    (by Stuart Varnam-Atkin, Japanologist and writer)

    The Greengrocer’s Daughter
     Part I, which features demonstrations by the performers in Japanese, will start with a short but highly dramatic scene which has often been performed abroad. If you missed seeing it in Boston, L. A. and other American cities in 2007, Bangkok in 2014, Ho Chi Minh City in 2018, or the amazing Hachioji Kurumaningyo (wheeled puppeteers) version in Takao in August, you now have the chance to see it in Tokyo in December.
     I refer to the climactic Hinomi Yagura (The Fire Watchtower) act from Date Musume Koi no Higanoko), an extraordinary Bunraku play that was based on an amazing true story about a 16-year-old greengrocer’s daughter called Oshichi. She fell in love with a priest when her family’s house burned down, and then set fire to a neighbour’s house in a desperate attempt to meet the priest again, knowing she could be sentenced to death for arson. Sure enough, she was burned at the stake, just like Joan of Arc. In the play the girl doesn’t start another fire, but she still sacrifices herself to save the man she loves with such tremendous passion.
     Often performed by itself, the act has been given various flamboyant English titles which suggest it’s a comic melodrama, such as ‘A Maiden’s Flaming Love’ and ‘Red-hot Love of the Greengrocer’s Daughter’. But this is actually very serious stage business. I really should avoid spoilers, but I can’t help saying that whether the scene is performed by a puppet, an actor, or even an actor pretending to be a puppet (in a strange Kabuki reversal of the original puppet-to-actor evolution), it doesn’t get much more dramatic than this: to the dull thudding of a drum and the distant echo of a temple bell, and with the snow falling, a teenage girl in a colourful kimono struggles to climb up the frozen rungs of a watchtower ladder, frenetically tossing her long hair…


    (Varnam-Atkin Collection)

    Iwai Hanshiro V as Oshichi, holding a lotus blossom,
    with the Hyogo watchtower behind (Kunisada, 1852)


    300 Years of Shunkan

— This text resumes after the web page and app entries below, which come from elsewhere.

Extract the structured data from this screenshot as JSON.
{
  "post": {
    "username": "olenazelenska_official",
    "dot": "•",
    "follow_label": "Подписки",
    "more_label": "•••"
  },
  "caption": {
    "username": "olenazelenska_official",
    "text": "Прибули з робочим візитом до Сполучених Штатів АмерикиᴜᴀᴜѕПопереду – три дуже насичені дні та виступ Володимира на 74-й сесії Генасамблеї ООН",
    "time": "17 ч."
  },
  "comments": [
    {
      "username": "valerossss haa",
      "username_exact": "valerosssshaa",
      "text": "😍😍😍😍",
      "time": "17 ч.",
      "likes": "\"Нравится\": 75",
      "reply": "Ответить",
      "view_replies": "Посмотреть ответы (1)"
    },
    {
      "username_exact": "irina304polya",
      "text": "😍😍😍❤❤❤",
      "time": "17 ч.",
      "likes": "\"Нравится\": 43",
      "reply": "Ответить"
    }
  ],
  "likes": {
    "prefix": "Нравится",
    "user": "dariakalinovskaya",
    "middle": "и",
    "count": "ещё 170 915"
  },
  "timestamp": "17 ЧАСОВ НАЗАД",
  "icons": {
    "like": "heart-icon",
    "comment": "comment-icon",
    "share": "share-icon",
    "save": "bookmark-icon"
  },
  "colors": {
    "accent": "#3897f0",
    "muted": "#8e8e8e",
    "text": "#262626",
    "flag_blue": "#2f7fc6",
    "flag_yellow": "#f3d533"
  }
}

     Part Ⅲ of the event will feature Kikai-ga Shima, a famous act from Heike Nyogo no Shima, the popular masterpiece written by the great playwright Chikamatsu Monzaemon (1653-1725). This will commemorate the 300th anniversary of its first performance in Osaka in 1719. The play focuses on the tragic events surrounding an actual historical figure, the high priest Shunkan, who was exiled to a remote island with two fellow aristocrats after their failed conspiracy to overthrow the leader of the Heike clan. The act is named after the island (which literally means ‘The Island of Demons’), but it’s commonly known as Shunkan.
    Watching this powerful performance will perhaps make it clear why Chikamatsu has long been known as the ‘Shakespeare of Japan’. The playwrights both found their themes in contemporary life as well as the chronicles of past events. This play is derived from a story in the 13th century Heike Monogatari (The Tale of the Heike), as is December’s main Bunraku programme (Ichinotani Futaba Genki).
     It includes passion, compassion, companionship, love, hope, remorse, relief, revenge, respect, rage, cruelty, arrogance, loneliness, anticipation, disappointment, shock, sadness, and despair…



     Chikamatsu plumbs the psychological depths, and the onstage emotions ebb and flow like the Prussian blue waves of the Pacific Ocean that serve as the striking backdrop.
     Chikamatsu considers what it is to be human, to be alive, and to co-exist with others, using exquisite language and a fine sense of dramatic flow, including some surprises and truly shocking moments.
     Top performers, a variety of costumes, a spectacular mobile set, emotional dialogue, and a heartbreaking climax… It’s sure to be a thrilling and moving experience.

    in Japanese